Forced degradation of Fas inhibits apoptosis in adenovirus-infected cells

Nature. 1998 Apr 16;392(6677):726-30. doi: 10.1038/33712.


DNA viruses have evolved elaborate mechanisms to overcome host antiviral defences. In adenovirus-infected cells, programmed cell death (apoptosis) induced by the cytokine tumour necrosis factor (TNF) is inhibited by several adenovirus-encoded proteins. Occupation of the cell-surface receptor Fas, a member of the TNF-receptor superfamily that is expressed on most cell types, triggers apoptosis of that cell. Here we show that the adenovirus RID (for receptor internalization and degradation) protein complex, which is an inhibitor of TNF-induced apoptosis, mediates internalization of cell-surface Fas and its destruction inside lysosomes within the cell. Fas has not previously been shown to be internalized and then degraded. RID also mediates internalization of the receptor for epidermal growth factor, but it does not affect the transferrin receptor or class I antigens of the major histocompatibility complex. Removal of Fas from the surface of adenovirus-infected cells expressing RID may allow infected cells to resist Fas-mediated cell death and thus promote their survival.

MeSH terms

  • Adenoviridae / physiology*
  • Adenovirus E1B Proteins
  • Animals
  • Anti-Bacterial Agents / pharmacology
  • Apoptosis*
  • Cell Line, Transformed
  • Humans
  • Macrolides*
  • Mice
  • Mutation
  • Viral Proteins
  • fas Receptor / physiology*

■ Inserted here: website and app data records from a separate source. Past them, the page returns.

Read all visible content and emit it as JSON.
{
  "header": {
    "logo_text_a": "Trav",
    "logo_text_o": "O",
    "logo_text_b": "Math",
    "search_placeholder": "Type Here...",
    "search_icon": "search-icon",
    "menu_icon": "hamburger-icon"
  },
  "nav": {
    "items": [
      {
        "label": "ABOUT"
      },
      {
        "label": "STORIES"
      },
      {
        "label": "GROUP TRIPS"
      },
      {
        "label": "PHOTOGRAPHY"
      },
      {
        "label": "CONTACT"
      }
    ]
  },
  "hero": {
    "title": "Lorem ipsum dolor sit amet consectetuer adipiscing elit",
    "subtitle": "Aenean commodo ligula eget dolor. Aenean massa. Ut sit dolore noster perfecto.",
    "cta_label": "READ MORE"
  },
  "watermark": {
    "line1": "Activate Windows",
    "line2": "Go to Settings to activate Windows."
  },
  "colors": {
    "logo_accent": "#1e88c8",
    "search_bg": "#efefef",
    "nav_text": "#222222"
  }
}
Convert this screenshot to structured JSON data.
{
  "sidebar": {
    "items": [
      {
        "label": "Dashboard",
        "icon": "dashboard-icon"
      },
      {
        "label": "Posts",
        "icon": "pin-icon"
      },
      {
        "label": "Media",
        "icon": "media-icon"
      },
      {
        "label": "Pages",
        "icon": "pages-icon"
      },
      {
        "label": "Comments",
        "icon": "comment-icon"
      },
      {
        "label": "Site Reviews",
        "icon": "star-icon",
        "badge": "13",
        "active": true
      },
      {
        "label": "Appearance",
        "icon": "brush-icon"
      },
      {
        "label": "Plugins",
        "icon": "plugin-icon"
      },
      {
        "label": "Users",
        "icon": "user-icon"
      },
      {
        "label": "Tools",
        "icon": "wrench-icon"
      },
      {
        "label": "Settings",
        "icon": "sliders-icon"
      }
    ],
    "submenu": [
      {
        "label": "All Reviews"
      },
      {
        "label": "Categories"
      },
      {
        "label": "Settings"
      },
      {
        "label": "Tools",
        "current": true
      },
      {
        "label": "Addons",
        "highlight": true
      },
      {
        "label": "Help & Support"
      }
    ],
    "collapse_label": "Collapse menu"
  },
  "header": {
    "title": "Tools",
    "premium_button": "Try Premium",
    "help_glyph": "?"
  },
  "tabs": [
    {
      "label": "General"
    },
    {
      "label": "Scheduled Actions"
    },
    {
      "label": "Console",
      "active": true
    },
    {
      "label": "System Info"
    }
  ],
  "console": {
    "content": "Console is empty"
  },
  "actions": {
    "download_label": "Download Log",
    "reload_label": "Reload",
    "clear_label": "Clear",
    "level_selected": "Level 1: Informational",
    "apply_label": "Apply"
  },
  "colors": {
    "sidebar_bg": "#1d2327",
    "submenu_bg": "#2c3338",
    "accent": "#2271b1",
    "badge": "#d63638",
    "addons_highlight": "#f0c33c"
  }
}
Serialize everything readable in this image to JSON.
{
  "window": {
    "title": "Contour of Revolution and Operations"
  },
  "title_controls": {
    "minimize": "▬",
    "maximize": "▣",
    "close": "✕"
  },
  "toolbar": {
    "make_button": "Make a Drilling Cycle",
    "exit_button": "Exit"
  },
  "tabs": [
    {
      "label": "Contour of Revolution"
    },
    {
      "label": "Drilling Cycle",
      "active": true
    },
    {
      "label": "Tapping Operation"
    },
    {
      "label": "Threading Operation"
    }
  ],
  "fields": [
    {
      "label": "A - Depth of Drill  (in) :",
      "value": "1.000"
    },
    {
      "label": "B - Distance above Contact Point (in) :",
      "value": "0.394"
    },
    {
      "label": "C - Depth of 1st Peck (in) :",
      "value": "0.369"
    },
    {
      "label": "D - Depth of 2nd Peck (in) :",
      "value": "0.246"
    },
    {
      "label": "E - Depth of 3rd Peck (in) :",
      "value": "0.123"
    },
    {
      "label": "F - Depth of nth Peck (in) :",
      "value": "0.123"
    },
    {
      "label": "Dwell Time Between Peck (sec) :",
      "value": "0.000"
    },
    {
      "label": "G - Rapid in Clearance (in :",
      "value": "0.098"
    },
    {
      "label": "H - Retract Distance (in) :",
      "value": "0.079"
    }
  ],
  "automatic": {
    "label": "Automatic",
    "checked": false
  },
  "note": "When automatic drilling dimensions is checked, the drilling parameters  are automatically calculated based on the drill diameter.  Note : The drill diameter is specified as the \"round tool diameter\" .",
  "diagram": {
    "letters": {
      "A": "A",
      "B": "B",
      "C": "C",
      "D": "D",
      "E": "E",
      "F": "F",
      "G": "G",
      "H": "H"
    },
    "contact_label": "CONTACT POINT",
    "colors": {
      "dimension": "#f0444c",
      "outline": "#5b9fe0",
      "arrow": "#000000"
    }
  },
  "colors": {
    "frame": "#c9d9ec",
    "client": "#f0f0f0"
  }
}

  • Adenovirus E1B Proteins
  • Anti-Bacterial Agents
  • Macrolides
  • Viral Proteins
  • fas Receptor
  • bafilomycin A1